Here's something I prepared earlier: a review of the time to publication of cross-sectional reviews of smartphone health apps

Mark Larsen, Jennifer Nicholas, Jin Han, Christopher Lemon, Kelsi Okun, Michelle Torok, David Wong, Iana Wong, Quincy Wong, Kit Huckvale
2020 BMJ Open  
ObjectivesAcross a range of health conditions, apps are increasingly valued as tools for supporting the delivery and coordination of healthcare. Research-led cross-sectional reviews of apps are a potential resource to inform app selection in face of uncertainties around content quality, safety and privacy. However, these peer-reviewed publications only capture a snapshot of highly dynamic app stores and marketplaces. To determine the extent to which marketplace dynamics might impact the
more » ... tation of app reviews, the current study sought to quantify the lag between the reported time of app assessment and publication of the results of these studies.DesignSearches were conducted on MEDLINE, Embase and PsycINFO to identify published cross-sectional reviews of health, fitness or wellness apps. Publication timeline metadata were extracted, allowing the primary outcome measure, the delay between app store search and manuscript publication, to be calculated. A secondary measure, the time between search and manuscript submission, was also calculated where possible.ResultsAfter screening, 136 relevant cross-sectional app review studies were analysed. The median time to publication was 431 days (approximately 14 months, range: 42–1054 days). The median time to submission was 269 days (approximately 9 months, range: 5–874 days). Studies which downloaded apps typically took longer to publish (p=0.010), however the number of apps reviewed did not impact the time to publication (p=0.964). Studies which recommended specific apps were not published more rapidly (p=0.998).ConclusionsMost health app reviews present data that are at least a year out-of-date at the time of publication. Given the high rate of turnover of health apps in public marketplaces, it may not be appropriate, therefore, for these reviews to be presented as a resource concerning specific products for commissioners, clinicians and the public. Alternative sources of information may be better calibrated to the dynamics of the app marketplace.

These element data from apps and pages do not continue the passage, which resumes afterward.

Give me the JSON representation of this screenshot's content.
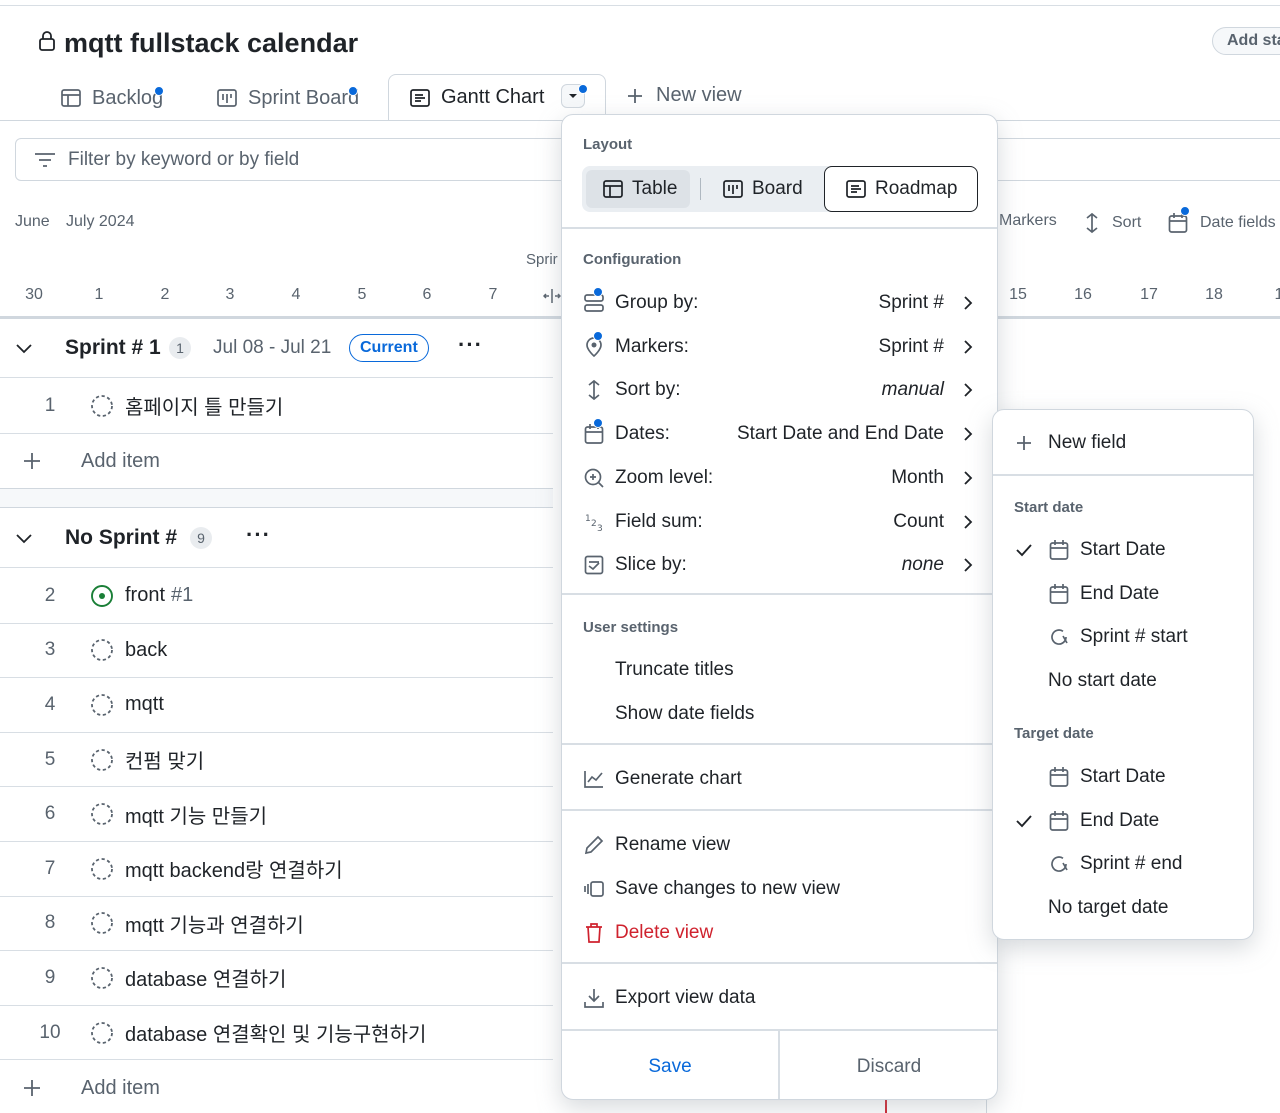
{
  "project": {
    "title": "mqtt fullstack calendar",
    "add_status_label": "Add sta"
  },
  "tabs": [
    {
      "label": "Backlog",
      "icon": "table-icon",
      "dirty": true
    },
    {
      "label": "Sprint Board",
      "icon": "board-icon",
      "dirty": true
    },
    {
      "label": "Gantt Chart",
      "icon": "roadmap-icon",
      "dirty": true,
      "active": true
    }
  ],
  "new_view_label": "New view",
  "filter": {
    "placeholder": "Filter by keyword or by field"
  },
  "timeline": {
    "months": [
      "June",
      "July 2024"
    ],
    "sprint_label": "Sprir",
    "days_left": [
      "30",
      "1",
      "2",
      "3",
      "4",
      "5",
      "6",
      "7"
    ],
    "days_right": [
      "15",
      "16",
      "17",
      "18",
      "1"
    ],
    "toolbar": {
      "markers": "Markers",
      "sort": "Sort",
      "date_fields": "Date fields"
    }
  },
  "groups": [
    {
      "name": "Sprint # 1",
      "count": "1",
      "dates": "Jul 08 - Jul 21",
      "badge": "Current",
      "items": [
        {
          "num": "1",
          "title": "홈페이지 틀 만들기",
          "status": "todo"
        }
      ],
      "add_item_label": "Add item"
    },
    {
      "name": "No Sprint #",
      "count": "9",
      "items": [
        {
          "num": "2",
          "title": "front",
          "ref": "#1",
          "status": "in-progress"
        },
        {
          "num": "3",
          "title": "back",
          "status": "todo"
        },
        {
          "num": "4",
          "title": "mqtt",
          "status": "todo"
        },
        {
          "num": "5",
          "title": "컨펌 맞기",
          "status": "todo"
        },
        {
          "num": "6",
          "title": "mqtt 기능 만들기",
          "status": "todo"
        },
        {
          "num": "7",
          "title": "mqtt backend랑 연결하기",
          "status": "todo"
        },
        {
          "num": "8",
          "title": "mqtt 기능과 연결하기",
          "status": "todo"
        },
        {
          "num": "9",
          "title": "database 연결하기",
          "status": "todo"
        },
        {
          "num": "10",
          "title": "database 연결확인 및 기능구현하기",
          "status": "todo"
        }
      ],
      "add_item_label": "Add item"
    }
  ],
  "view_menu": {
    "layout_title": "Layout",
    "layout_options": [
      "Table",
      "Board",
      "Roadmap"
    ],
    "layout_selected": "Roadmap",
    "configuration_title": "Configuration",
    "configuration": [
      {
        "label": "Group by:",
        "value": "Sprint #",
        "icon": "group-icon",
        "dirty": true
      },
      {
        "label": "Markers:",
        "value": "Sprint #",
        "icon": "marker-icon",
        "dirty": true
      },
      {
        "label": "Sort by:",
        "value": "manual",
        "italic": true,
        "icon": "sort-icon"
      },
      {
        "label": "Dates:",
        "value": "Start Date and End Date",
        "icon": "calendar-icon",
        "dirty": true
      },
      {
        "label": "Zoom level:",
        "value": "Month",
        "icon": "zoom-icon"
      },
      {
        "label": "Field sum:",
        "value": "Count",
        "icon": "field-sum-icon"
      },
      {
        "label": "Slice by:",
        "value": "none",
        "italic": true,
        "icon": "slice-icon"
      }
    ],
    "user_settings_title": "User settings",
    "user_settings": [
      "Truncate titles",
      "Show date fields"
    ],
    "generate_chart": "Generate chart",
    "rename_view": "Rename view",
    "save_changes_new": "Save changes to new view",
    "delete_view": "Delete view",
    "export_view": "Export view data",
    "save": "Save",
    "discard": "Discard"
  },
  "dates_submenu": {
    "new_field": "New field",
    "start_title": "Start date",
    "start_options": [
      {
        "label": "Start Date",
        "icon": "calendar-icon",
        "checked": true
      },
      {
        "label": "End Date",
        "icon": "calendar-icon",
        "checked": false
      },
      {
        "label": "Sprint # start",
        "icon": "iteration-icon",
        "checked": false
      },
      {
        "label": "No start date",
        "checked": false
      }
    ],
    "target_title": "Target date",
    "target_options": [
      {
        "label": "Start Date",
        "icon": "calendar-icon",
        "checked": false
      },
      {
        "label": "End Date",
        "icon": "calendar-icon",
        "checked": true
      },
      {
        "label": "Sprint # end",
        "icon": "iteration-icon",
        "checked": false
      },
      {
        "label": "No target date",
        "checked": false
      }
    ]
  },
  "colors": {
    "accent": "#0969da",
    "danger": "#cf222e",
    "done_green": "#1a7f37",
    "muted": "#59636e"
  }
}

doi:10.1136/bmjopen-2020-039817 pmid:33268414 fatcat:ortdvfro45h35lcbgw4hvzvkcq